Trinity Western University’s campus. (Matthew Claxton/Langley Advance)

B.C. Christian school mulls covenant, future of law school after court ruling

The university still wants to open a law school, but is looking at its options.

Trinity Western University officials are not scrapping their plans for a law school on the Langley-based Christian campus.

“We’re certainly looking at possible ways of moving forward,” said Earl Phillips, executive director of the university’s law school plan.

He said first there will need to be analysis of the Supreme Court of Canada’s decision, which found in favour of the law societies of B.C. and Ontario.

Both law societies had objected to allowing TWU to grant law degrees because the university’s Community Covenant forbids sexual relations outside of marriage between a man and a woman. The law societies argued that would essentially ban LGBTQ students, including married gay students, from attending the law school.

“Limiting access to membership in the legal profession on the basis of personal characteristics, unrelated to merit, is inherently inimical to the integrity of the legal profession,” the majority of justices wrote in their decision.

The seven-to-two decision by the justices included a dissent, as well as two justices who found against TWU, but for different reasons from the majority.

“It’s a very complex and long decision,” said Phillips.

He acknowledged that the school’s Community Covenant is “at the center” of the issue, and that is something the entire university community will have to consider.
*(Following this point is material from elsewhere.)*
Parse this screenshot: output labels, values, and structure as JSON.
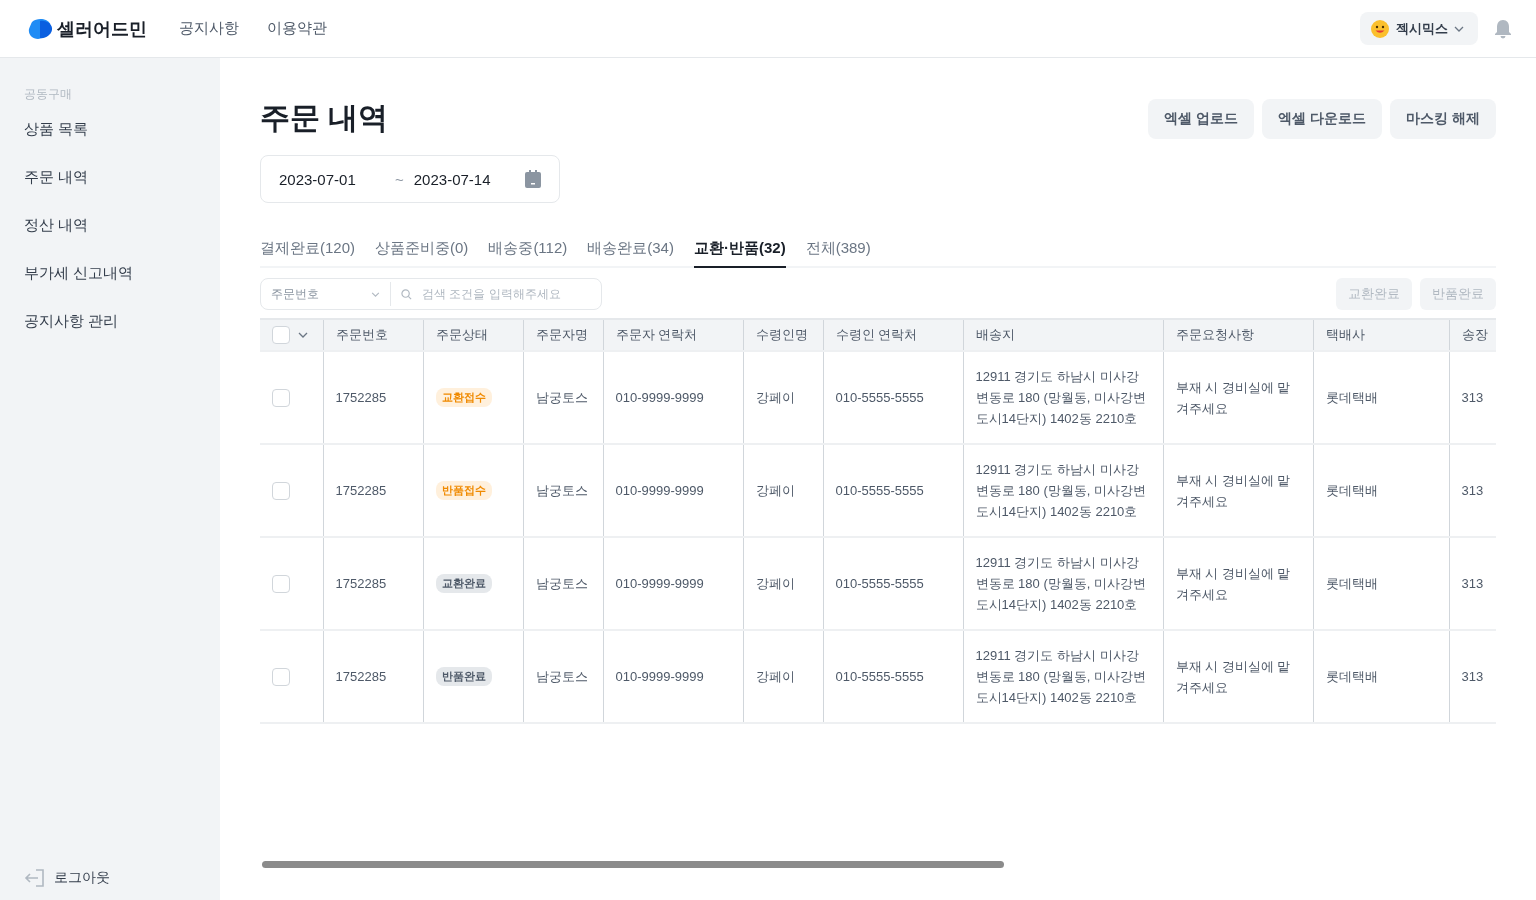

Some version of the covenant, or a similar pledge, has been a feature of TWU since it was founded in the 1960s, Phillips said.

“It has been a feature, but it has been reviewed, and I’m sure it will be reviewed in the future,” he said. The covenant has been changed in the past.

In the court’s majority decision, they justices italicized the word “mandatory” at one point to emphasize that it was a factor in their decision.

The lengthy legal battles have already caused delays in the planned opening of the law school.

Phillips said the original plan was to open in 2015. The first graduates of the three-year program would have been leaving with law degrees this year under that plan.

However, he said the lack of a law school does not seem to be having an impact on the rest of the university. It is still expanding in other areas, and recently asked for a rezoning of one portion of its campus to build new dormitories.

Get local stories you won't find anywhere else right to your inbox.
Sign up here

Just Posted

Cowichan RCMP looking for someone who shone laser at aircraft

Several instances reported over Cowichan Valley

Cowichan’s Waldon Park ready for Gord Closson Classic

the Gord Closson Fall Classic will kick off its second half-century this August 21-23

Sonia Furstenau column: MCFD needs overhaul of requirements for social workers

BCASW advocating for mandatory registration for social workers with B.C. College of Social Workers.

Chris Wilkinson column: An ode to my caregiver

You help keep me safe. You help keep me strong.

Alberta to require masks at schools this fall, but still no mandate in B.C.

B.C. students are also set to return to classrooms in September

B.C. to allow customers to buy cannabis online for in-store pickup at private shops

Age verification will still be required inside the store

30% of British Columbians would ‘wait and see’ before taking COVID vaccine: poll

Some are concerned about side effects, while others don’t think the virus is a big deal

What exactly is ‘old growth’ B.C. forest, and how much is protected?

Forests minister Doug Donaldson doesn’t support ‘moratorium’

Don’t leave your hand sanitizer in the sun and other tips to stay COVID safe this summer

Being mindful of staying outside and keeping hand sanitizer, sunscreen out of the sun recommended

Canadians can travel to Hawaii in September; no quarantine with negative COVID test

Travellers will be required to pay for their own tests prior to arriving

Pay cuts, seating charts, COVID screening: How one B.C. venue is bringing back concerts

A growing number of bars and restaurants are welcoming back musicians under COVID-19 precautions

Cooler days help crews fighting fire on mountainside north of Cowichan Lake

Firefighters making progress, but it’s ‘slow-going,’ says B.C. Wildfire Service

Crews work overnight to try to put out wildfire on Pender Island

Fire department and B.C. Wildfire Service crews extinguishing fire in ‘extremely difficult terrain’

Most Read